The purpose of this tutorial is to show how to remove an alias on a Linux system. Aliases can be created to either be permanent or temporary, but it is possible to remove them either way.

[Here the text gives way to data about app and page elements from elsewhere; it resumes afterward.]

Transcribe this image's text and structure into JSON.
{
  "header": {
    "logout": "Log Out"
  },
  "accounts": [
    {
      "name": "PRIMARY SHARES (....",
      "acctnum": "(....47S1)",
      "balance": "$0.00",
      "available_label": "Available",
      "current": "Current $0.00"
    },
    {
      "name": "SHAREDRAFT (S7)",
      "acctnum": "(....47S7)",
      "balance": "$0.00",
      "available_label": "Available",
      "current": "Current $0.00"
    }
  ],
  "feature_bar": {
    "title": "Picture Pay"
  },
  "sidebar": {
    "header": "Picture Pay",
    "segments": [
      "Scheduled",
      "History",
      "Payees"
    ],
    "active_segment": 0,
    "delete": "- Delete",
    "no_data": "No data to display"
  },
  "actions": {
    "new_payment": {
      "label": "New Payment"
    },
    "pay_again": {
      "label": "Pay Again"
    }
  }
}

Check out the steps below to see how.
In this tutorial you will learn:
- How to remove temporary alias on Linux
- How to remove permanent alias on Linux
|Category||Requirements, Conventions or Software Version Used|

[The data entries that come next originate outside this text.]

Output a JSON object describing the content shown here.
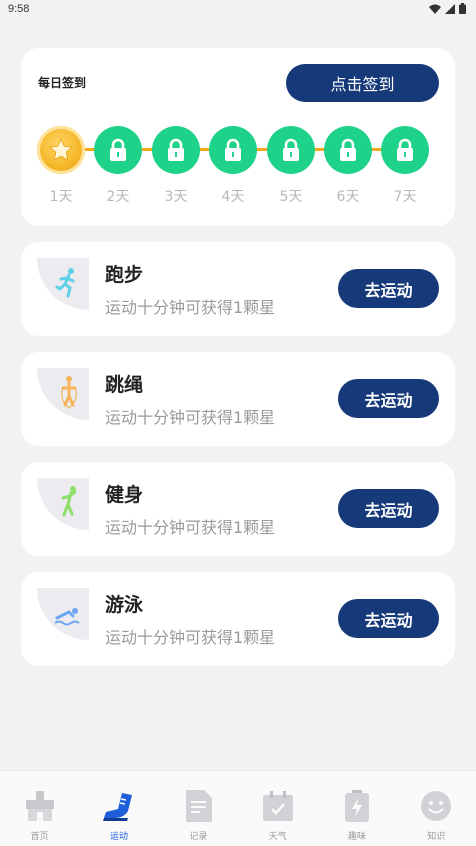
{
  "status_bar": {
    "time": "9:58"
  },
  "checkin": {
    "title": "每日签到",
    "button_label": "点击签到",
    "days": [
      "1天",
      "2天",
      "3天",
      "4天",
      "5天",
      "6天",
      "7天"
    ]
  },
  "sports": [
    {
      "name": "跑步",
      "desc": "运动十分钟可获得1颗星",
      "button": "去运动",
      "icon": "running-icon"
    },
    {
      "name": "跳绳",
      "desc": "运动十分钟可获得1颗星",
      "button": "去运动",
      "icon": "jump-rope-icon"
    },
    {
      "name": "健身",
      "desc": "运动十分钟可获得1颗星",
      "button": "去运动",
      "icon": "fitness-icon"
    },
    {
      "name": "游泳",
      "desc": "运动十分钟可获得1颗星",
      "button": "去运动",
      "icon": "swimming-icon"
    }
  ],
  "nav": {
    "items": [
      {
        "label": "首页",
        "icon": "home-icon"
      },
      {
        "label": "运动",
        "icon": "shoe-icon",
        "active": true
      },
      {
        "label": "记录",
        "icon": "notes-icon"
      },
      {
        "label": "天气",
        "icon": "calendar-icon"
      },
      {
        "label": "趣味",
        "icon": "battery-icon"
      },
      {
        "label": "知识",
        "icon": "smiley-icon"
      }
    ]
  },
  "colors": {
    "primary": "#16397a",
    "lock_green": "#1fd28a",
    "progress_orange": "#f2a91e",
    "nav_active": "#1d5fd8"
  }
}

|System||Any Linux distro|
|Other||Privileged access to your Linux system as root or via the
# – requires given linux commands to be executed with root privileges either directly as a root user or by use of
$ – requires given linux commands to be executed as a regular non-privileged user
How to remove temporary alias on Linux
If you have created a temporary alias by using the
aliascommand, you can use the
unaliascommand to remove it.
For example, let’s set a temporary alias:
$ alias docs='cd /home/linuxconfig/Documents'
Now, to remove this alias, we would execute:
$ unalias docs
You can verify that the alias has been removed by trying to use it, or by checking the list of configured aliases on your system:
$ alias -p
How to remove permanent alias on Linux
If you have created a permanent alias by editing the
~/.bashrc file, you just need to open this file and remove the corresponding line.
- You can open the file with nano or your preferred text editor.
$ nano ~/.bashrc
- In this file, locate the alias that you wish to remove. Simply backspace the line to delete it completely.
- When done, save your changes to the file and exit it. Then, execute the following command to make the changes take effect:
$ source ~/.bashrc
- You can verify that the alias has been removed by trying to use it, or by checking the list of configured aliases on your system:
$ alias -p
In this tutorial, we saw how to remove an alias on a Linux system. The steps to remove a temporary alias versus a permanent alias are different, but are easy enough to do for any user. You may use the alias command again in the future to create another temporary alias, or edit the
~/.bashrcfile to create a permanent variable that persists after subsequent reboots.